    <b>Ketterer Rare Books, May 30:</b><br>F. Colonna, <i>Hypnerotomachia Poliphili,</i> 1545. Est: €40,000
    <b>Ketterer Rare Books, May 30:</b><br>F. Schiller, <i>Die Räuber,</i> 1781. Est: €12,000
    <b>Ketterer Rare Books, May 30:</b><br>J. Albers, <i>Formulation : Articulation,</i> 1972. Est: €18,000
    <center><b>Ketterer Rare Books<br>Auction on May 30</b>
    <b>Ketterer Rare Books, May 30:</b><br>G. B. Ramusio, <i>Delle navigationi e viaggi,</i> 1556-1613. Est: €14,000
    <b>Ketterer Rare Books, May 30:</b><br>M. Wied Neuwied, <i>Reise in das Innere Nord-America,</i> 1839-41. Est: €12,000
    <b>Ketterer Rare Books, May 30:</b><br>E. Paolozzi, <i>Bunk,</i> 1972. Est: €25,000
  • <b><center>Sotheby’s<br> The Library of Henry Rogers<br>Broughton, 2nd Baron Fairhaven<br>Part I<br>18 May 2022</b>
    <b>Sotheby’s, May 18:</b> John James Audubon and James Bachman. <i>The Viviparous Quadrupeds of North America.</i> New York: J.J. Audubon, 1845-1848. £150,000 to £250,000.
    <b>Sotheby’s, May 18:</b> Thomas and William Daniell. <i>Oriental Scenery,</i> London, 1795-1807 [but 1841], 6 parts in 3 volumes, folio. £150,000 to £200,000.
    <b>Sotheby’s, May 18:</b> Mark Catesby. <i>The natural history of Carolina, Florida and the Bahama Islands...</i> London, 1731-1743, 2 volumes. £100,000 to £150,000.
    <b>Sotheby’s, May 18:</b> Gould and Lear. <i>A monograph of the Ramphastidae,</i> 1854; <i>Illustrations of the family of Psittacidae,</i> 1832. £60,000 to £90,000.
  • <center><b>Swann Auction Galleries<br>Graphic Design<br>May 19, 2022</b>
    <b>Swann May 19:</b> Adolphe Mouron Cassandre, <i>Triplex,</i> pencil maquette, 1930. $25,000 to $35,000.
    <b>Swann May 19:</b> Claude Fayette Brandon, <i>The Chap Book,</i> circa 1895. $3,000 to $4,000.
    <b>Swann May 19:</b> Various Artists, a complete set of <i>Das Plakat,</i> set of 10 hardcover volumes, 1912-21. $25,000 to $35,000.
    <b>Swann May 19:</b> Javier Gómez Acebo & Máximo Viejo Santamarta, <i>San Sebastian / XI Circuitto Automovilista,</i> 1935. $10,000 to $15,000.
    <b>Swann May 19:</b> Ephraim Moses Lilien, <i>Berliner Tageblatt,</i> circa 1899. $12,000 to $18,000.
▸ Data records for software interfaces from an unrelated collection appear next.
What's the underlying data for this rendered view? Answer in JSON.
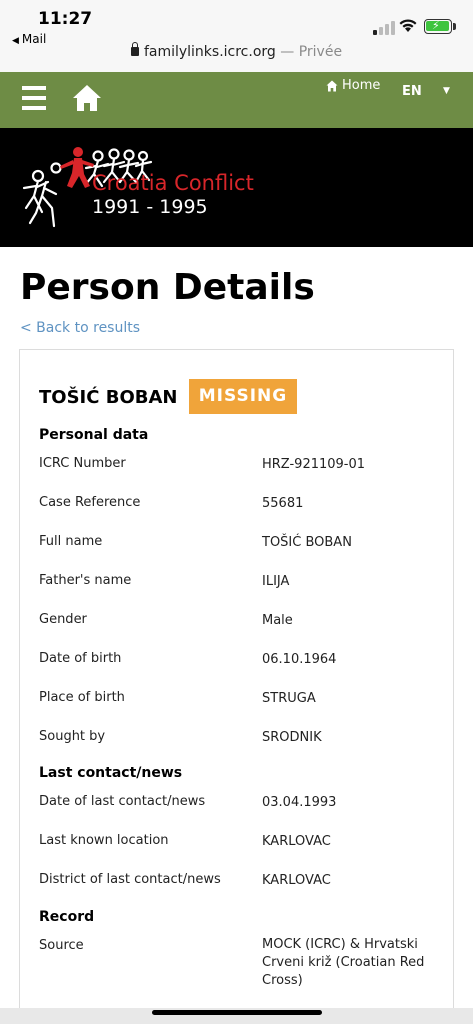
{
  "status": {
    "time": "11:27",
    "back_app": "Mail",
    "url": "familylinks.icrc.org",
    "privacy": "Privée"
  },
  "nav": {
    "home_label": "Home",
    "language": "EN"
  },
  "banner": {
    "title": "Croatia Conflict",
    "years": "1991 - 1995"
  },
  "page": {
    "title": "Person Details",
    "back_link": "< Back to results"
  },
  "person": {
    "name": "TOŠIĆ BOBAN",
    "status": "MISSING"
  },
  "sections": [
    {
      "title": "Personal data",
      "rows": [
        {
          "label": "ICRC Number",
          "value": "HRZ-921109-01"
        },
        {
          "label": "Case Reference",
          "value": "55681"
        },
        {
          "label": "Full name",
          "value": "TOŠIĆ BOBAN"
        },
        {
          "label": "Father's name",
          "value": "ILIJA"
        },
        {
          "label": "Gender",
          "value": "Male"
        },
        {
          "label": "Date of birth",
          "value": "06.10.1964"
        },
        {
          "label": "Place of birth",
          "value": "STRUGA"
        },
        {
          "label": "Sought by",
          "value": "SRODNIK"
        }
      ]
    },
    {
      "title": "Last contact/news",
      "rows": [
        {
          "label": "Date of last contact/news",
          "value": "03.04.1993"
        },
        {
          "label": "Last known location",
          "value": "KARLOVAC"
        },
        {
          "label": "District of last contact/news",
          "value": "KARLOVAC"
        }
      ]
    },
    {
      "title": "Record",
      "rows": [
        {
          "label": "Source",
          "value": "MOCK (ICRC) & Hrvatski Crveni križ (Croatian Red Cross)"
        }
      ]
    }
  ],
  "colors": {
    "nav_green": "#6e8c45",
    "banner_red": "#d8262a",
    "badge_orange": "#f0a43a",
    "link_blue": "#5f93c2"
  }
}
Review Search

Archived Reviews

Ask Questions